● Exercise aim: Copy out each line below that has the word "text" in it.

● Information shown:
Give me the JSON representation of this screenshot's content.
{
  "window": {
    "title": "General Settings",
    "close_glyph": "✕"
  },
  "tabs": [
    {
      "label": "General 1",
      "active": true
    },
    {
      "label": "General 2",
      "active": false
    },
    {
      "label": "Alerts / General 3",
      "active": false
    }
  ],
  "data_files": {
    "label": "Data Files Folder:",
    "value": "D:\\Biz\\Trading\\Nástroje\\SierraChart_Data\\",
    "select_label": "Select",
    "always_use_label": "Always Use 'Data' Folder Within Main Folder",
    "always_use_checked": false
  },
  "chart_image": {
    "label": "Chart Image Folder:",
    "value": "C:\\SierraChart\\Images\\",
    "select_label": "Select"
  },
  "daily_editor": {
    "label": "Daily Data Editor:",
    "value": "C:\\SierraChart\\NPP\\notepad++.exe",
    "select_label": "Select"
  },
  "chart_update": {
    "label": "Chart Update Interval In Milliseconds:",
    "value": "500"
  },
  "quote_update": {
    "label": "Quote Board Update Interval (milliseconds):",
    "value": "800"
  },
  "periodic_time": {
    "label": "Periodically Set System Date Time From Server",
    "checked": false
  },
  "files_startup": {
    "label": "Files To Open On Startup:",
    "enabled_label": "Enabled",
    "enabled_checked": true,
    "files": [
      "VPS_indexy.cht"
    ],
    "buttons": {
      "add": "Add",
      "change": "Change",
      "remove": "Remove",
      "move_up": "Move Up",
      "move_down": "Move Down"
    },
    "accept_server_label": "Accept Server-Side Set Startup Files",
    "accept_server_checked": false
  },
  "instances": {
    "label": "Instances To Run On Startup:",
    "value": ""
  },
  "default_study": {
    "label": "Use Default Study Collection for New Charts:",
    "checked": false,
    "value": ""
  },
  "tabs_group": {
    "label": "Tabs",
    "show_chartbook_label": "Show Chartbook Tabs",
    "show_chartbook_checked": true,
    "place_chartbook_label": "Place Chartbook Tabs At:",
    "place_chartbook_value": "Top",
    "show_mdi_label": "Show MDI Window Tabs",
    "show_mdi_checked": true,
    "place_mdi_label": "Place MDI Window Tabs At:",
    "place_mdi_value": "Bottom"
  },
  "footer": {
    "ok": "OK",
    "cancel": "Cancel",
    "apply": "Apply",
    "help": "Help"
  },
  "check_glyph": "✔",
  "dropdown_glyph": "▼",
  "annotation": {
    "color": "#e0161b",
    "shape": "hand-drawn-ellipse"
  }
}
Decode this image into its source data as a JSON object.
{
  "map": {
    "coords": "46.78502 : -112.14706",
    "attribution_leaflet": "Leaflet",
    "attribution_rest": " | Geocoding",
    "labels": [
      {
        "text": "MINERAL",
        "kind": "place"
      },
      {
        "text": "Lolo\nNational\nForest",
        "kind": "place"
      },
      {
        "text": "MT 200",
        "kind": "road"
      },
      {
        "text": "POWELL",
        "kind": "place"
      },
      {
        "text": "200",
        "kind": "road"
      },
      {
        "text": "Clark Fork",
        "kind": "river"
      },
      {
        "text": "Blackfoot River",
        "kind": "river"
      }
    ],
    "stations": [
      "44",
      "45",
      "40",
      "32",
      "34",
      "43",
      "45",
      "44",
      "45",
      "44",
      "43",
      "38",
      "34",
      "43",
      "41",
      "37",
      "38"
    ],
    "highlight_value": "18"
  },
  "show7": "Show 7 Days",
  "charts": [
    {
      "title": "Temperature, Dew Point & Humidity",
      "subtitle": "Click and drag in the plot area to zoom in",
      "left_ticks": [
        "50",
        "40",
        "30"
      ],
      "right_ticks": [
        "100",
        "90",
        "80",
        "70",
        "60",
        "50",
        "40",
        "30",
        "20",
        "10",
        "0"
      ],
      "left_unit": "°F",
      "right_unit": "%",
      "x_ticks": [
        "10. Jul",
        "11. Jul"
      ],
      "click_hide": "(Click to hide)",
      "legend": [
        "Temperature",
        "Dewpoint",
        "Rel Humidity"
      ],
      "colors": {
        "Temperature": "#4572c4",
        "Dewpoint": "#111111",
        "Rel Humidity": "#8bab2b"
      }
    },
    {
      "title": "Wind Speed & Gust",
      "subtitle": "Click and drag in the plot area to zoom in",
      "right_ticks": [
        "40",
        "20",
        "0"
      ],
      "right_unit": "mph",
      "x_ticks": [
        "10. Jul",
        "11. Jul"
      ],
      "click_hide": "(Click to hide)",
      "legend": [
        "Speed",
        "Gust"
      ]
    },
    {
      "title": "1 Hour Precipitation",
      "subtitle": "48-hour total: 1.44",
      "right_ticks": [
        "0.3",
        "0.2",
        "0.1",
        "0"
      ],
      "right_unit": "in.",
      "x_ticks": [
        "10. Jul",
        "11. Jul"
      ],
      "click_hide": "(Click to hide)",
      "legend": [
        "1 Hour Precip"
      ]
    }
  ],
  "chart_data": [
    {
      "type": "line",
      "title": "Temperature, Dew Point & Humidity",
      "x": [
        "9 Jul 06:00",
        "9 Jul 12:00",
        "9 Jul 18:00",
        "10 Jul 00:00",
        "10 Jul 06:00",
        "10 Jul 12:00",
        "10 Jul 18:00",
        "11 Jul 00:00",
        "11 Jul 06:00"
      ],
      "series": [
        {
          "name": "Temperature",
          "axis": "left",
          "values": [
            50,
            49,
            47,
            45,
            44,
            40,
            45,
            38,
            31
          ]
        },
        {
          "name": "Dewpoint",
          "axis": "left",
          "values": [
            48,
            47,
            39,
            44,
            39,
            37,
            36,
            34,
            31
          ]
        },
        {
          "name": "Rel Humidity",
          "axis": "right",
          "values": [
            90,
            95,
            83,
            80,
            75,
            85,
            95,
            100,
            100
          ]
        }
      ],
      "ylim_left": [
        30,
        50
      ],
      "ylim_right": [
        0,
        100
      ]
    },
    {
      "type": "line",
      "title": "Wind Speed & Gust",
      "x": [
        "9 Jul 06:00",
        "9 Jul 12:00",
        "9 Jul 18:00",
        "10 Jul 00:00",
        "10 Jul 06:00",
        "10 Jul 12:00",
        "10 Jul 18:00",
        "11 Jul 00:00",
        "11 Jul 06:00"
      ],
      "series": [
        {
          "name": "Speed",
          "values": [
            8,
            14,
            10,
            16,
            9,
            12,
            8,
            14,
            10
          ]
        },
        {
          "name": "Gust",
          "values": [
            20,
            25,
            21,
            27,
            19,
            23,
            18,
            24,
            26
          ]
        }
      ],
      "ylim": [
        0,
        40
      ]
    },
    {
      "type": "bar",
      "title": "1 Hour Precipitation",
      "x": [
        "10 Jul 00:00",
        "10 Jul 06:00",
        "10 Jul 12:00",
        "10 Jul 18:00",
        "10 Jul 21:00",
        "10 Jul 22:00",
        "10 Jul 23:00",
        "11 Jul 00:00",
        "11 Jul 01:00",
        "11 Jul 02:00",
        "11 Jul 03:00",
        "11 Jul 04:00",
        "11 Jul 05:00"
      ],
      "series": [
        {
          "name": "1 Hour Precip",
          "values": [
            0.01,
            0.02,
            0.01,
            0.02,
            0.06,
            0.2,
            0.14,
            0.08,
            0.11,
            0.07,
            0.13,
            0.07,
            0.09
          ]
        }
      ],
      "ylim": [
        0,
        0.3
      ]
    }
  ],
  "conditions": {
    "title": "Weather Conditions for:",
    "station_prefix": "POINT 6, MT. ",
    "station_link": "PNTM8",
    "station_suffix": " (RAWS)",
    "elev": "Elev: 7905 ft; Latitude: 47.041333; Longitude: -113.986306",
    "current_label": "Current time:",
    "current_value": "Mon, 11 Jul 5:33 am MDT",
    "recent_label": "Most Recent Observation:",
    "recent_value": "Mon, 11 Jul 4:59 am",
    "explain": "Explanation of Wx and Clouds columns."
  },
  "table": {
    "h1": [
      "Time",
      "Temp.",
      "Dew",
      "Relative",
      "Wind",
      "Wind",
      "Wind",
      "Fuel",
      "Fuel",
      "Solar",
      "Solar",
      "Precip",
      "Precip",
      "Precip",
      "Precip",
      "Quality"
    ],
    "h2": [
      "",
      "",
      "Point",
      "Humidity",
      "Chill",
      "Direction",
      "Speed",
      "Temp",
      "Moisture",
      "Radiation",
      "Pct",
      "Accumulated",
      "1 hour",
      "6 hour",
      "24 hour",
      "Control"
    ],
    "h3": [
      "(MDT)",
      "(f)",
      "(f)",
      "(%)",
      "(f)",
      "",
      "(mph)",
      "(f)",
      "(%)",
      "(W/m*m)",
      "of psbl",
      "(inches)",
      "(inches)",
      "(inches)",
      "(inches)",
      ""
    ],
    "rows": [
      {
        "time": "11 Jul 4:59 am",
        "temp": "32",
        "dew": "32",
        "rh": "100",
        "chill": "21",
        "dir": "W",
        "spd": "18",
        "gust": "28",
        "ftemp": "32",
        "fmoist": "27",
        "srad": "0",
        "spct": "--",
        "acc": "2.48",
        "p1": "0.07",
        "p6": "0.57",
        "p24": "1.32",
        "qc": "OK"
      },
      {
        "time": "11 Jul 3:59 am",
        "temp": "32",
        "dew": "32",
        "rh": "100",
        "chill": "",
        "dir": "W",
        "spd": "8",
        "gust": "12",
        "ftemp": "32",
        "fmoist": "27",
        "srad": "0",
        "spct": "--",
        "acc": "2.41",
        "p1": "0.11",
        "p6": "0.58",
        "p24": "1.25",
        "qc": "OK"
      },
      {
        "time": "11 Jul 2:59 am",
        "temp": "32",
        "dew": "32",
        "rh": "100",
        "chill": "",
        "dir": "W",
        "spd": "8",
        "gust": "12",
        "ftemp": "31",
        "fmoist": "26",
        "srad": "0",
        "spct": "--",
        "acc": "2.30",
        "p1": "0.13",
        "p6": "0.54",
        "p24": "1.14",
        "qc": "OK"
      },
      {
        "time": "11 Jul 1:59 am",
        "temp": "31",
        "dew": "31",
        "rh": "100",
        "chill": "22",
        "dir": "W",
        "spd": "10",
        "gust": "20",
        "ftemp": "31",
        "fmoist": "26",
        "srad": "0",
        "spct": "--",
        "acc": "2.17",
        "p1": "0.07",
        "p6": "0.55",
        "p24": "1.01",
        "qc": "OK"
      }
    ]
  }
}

● Response to the exercise:
        "text": "MINERAL",
        "text": "Lolo\nNational\nForest",
        "text": "MT 200",
        "text": "POWELL",
        "text": "200",
        "text": "Clark Fork",
        "text": "Blackfoot River",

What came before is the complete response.